Cigar and pipe smoking also increase the risk of developing lung cancer.
Asbestos exposure can increase a person's chances of getting lung cancer several times. The interaction between asbestos and tobacco smoke can also increase a person's risk of getting this disease by about 50 times.
Tuberculosis and chronic obstructive pulmonary disease are other conditions that can increase the risk of developing lung cancer. People exposed to various chemicals, such as chromium, nickel, cobalt, arsenic, and aromatic hydrocarbons, are also at risk.
Air pollution from vehicles, factories and others can increase the risk too.
A family history of the disease (genetics)
Different factors can cause lung cancer. If you are one of the individuals who are at risk of developing lung cancer, then you may have symptoms such as difficulty breathing, or you may be asymptomatic.
One of the most common symptoms of lung cancer is coughing. It is known that smokers often experience chronic coughs. However, a change in the intensity or nature of their cough is also a vital sign.
The other symptoms of lung cancer include fatigue, shortness of breath, and pain in the chest and shoulder. It can also cause a person to lose weight and appetite. In addition, the disease can cause a person to have recurrent chest infections.
Targeted blood tests are performed to help determine treatment options.
You will be asked to cough deeply and spit any phlegm that comes up from your lungs into a special container.
It is not always a sign of lung cancer. It can sometimes show a lung mass (opacity), a lung infection or build-up of fluid in the chest cavity.
It is a type of medical test that can quickly visualise with great detail and precision the entire lung. It can also determine the size and location of the cancer and its spread to other organs.
It is a medical procedure that uses a flexible tube and a video camera to visualise the airways inside the lungs. A biopsy is performed to confirm the diagnosis if a doctor discovers an abnormality.
a diagnostic and staging scope done by some gastroenterologists to sample (biopsy) suspicious lymph nodes in the centre of the chest (mediastinum).
A pleuroscope is used during this procedure to visualise the inner portion of the chest cavity. It can be done to check for signs of cancer or if there is a build-up of fluid or thickening of the chest wall lining (pleura) . A biopsy is then performed to confirm the type of cancer.
Commonly used to detect the presence of cancer and determine extent of spread to other organs (staging).
A mediastinoscopy is a procedure sometimes used to sample swollen lymph nodes in the centre of the chest cavity in patients with suspected or confirmed lung cancer, if an EUS is not possible or inconclusive.

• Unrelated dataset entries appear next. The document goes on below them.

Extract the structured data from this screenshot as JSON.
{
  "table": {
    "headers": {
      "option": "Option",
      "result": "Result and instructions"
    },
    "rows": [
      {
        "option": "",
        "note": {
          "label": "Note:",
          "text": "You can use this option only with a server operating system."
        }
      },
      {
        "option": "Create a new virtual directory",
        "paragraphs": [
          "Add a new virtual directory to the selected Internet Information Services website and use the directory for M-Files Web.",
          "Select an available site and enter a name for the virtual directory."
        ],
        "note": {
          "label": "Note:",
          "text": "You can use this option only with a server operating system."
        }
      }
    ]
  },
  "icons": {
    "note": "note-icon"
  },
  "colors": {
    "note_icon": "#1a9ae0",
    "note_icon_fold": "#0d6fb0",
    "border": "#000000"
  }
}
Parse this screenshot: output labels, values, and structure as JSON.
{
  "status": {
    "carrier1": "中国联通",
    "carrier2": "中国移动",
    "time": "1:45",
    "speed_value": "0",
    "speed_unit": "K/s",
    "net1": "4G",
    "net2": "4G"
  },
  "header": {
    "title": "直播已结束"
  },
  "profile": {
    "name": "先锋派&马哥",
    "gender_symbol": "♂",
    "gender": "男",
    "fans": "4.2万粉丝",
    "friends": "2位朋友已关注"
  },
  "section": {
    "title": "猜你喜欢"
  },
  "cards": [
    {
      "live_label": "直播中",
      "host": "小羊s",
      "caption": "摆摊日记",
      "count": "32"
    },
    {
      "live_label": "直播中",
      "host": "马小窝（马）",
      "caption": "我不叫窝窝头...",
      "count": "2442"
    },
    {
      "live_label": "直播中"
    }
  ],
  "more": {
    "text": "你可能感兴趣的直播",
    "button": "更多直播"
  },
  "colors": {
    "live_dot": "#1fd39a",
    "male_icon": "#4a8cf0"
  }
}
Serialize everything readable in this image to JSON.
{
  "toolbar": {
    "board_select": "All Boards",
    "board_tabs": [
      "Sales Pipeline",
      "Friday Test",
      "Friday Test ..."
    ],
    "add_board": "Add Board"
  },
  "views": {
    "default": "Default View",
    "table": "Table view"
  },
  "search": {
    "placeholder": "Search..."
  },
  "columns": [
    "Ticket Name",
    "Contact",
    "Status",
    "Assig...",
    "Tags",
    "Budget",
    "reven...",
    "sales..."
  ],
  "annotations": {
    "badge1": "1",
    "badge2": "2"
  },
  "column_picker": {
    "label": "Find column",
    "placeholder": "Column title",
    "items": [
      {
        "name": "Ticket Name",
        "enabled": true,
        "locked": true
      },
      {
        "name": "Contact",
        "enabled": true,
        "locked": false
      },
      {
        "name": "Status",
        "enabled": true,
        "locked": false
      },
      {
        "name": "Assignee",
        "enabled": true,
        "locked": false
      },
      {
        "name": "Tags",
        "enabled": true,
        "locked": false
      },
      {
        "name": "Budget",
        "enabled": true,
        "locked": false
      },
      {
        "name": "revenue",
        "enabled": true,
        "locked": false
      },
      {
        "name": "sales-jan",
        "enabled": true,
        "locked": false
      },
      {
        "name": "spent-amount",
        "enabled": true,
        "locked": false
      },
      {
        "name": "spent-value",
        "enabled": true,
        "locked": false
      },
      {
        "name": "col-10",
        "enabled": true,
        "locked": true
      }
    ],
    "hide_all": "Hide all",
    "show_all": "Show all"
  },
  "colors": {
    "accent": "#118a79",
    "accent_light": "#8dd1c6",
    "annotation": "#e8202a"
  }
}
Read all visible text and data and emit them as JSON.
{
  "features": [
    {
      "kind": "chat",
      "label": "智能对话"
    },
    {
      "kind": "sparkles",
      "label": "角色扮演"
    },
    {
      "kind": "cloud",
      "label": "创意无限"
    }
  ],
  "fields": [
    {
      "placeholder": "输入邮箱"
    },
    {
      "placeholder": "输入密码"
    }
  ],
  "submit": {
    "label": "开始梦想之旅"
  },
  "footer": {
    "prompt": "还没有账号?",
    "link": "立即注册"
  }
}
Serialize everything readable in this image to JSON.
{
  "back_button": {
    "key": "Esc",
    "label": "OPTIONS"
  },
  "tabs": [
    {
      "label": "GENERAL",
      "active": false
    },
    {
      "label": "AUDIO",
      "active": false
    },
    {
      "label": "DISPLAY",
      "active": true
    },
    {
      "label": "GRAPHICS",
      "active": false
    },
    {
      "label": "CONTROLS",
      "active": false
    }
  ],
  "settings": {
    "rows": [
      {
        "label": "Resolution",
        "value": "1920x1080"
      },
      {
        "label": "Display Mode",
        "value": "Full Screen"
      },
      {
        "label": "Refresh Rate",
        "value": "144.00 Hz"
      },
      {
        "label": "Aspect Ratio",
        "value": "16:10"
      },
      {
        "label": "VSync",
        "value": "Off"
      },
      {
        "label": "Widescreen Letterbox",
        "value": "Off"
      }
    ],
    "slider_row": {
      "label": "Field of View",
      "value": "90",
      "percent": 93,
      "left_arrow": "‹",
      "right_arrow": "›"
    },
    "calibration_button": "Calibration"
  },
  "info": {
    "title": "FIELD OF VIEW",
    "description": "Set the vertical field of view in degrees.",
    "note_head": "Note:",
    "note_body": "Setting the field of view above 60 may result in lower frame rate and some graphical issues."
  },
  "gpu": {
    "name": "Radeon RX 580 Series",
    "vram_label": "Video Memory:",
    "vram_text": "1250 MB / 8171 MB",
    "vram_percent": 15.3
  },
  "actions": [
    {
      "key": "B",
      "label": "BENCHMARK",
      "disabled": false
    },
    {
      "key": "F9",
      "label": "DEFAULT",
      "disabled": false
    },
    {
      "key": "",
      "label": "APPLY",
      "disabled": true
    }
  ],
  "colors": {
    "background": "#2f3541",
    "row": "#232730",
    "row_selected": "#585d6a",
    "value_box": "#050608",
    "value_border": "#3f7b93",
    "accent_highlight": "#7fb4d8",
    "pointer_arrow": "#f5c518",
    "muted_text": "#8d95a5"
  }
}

Treatment of lung cancer depends primarily on the following:
Typical for early cancer stage (stages I and II). This offers the best chance of a cure and long-term survival.
Targeted therapy is usually performed when the cancer cells are found to have a specific mutation eg. EGFR mutation. This type of treatment involves using oral medication known as tyrosine kinase inhibitors.
using drugs (immune checkpoint inhibitors) to boost our own immune system to fight the cancer
For advanced metastatic cancer stage where the focus of therapy is on quality of life (eg. to alleviate pain, breathlessness etc) as the disease is beyond cure.
SJMC and its Cancer & Radiosurgery Centre have been recognised for leadership in cancer management, providing the best possible care for patients. Equipped with the latest technology (eg. state-of-the-art LDCT and PET scans, NGS testing ) and staffed by a multi-disciplinary team of highly trained board-certified medical specialists, SJMC is truly one of the few one-stop centres for lung cancer care from screening, diagnosis, staging to treatment; both curative and palliative.
The staff members and doctors at our centre are dedicated to providing the best possible personalised care for each patient. They aim to enhance the patient's emotional and physical well-being, whether seeking preventive services or coping with therapy. The facility also offers various support groups and other services to help ease the daily stress of living with cancer.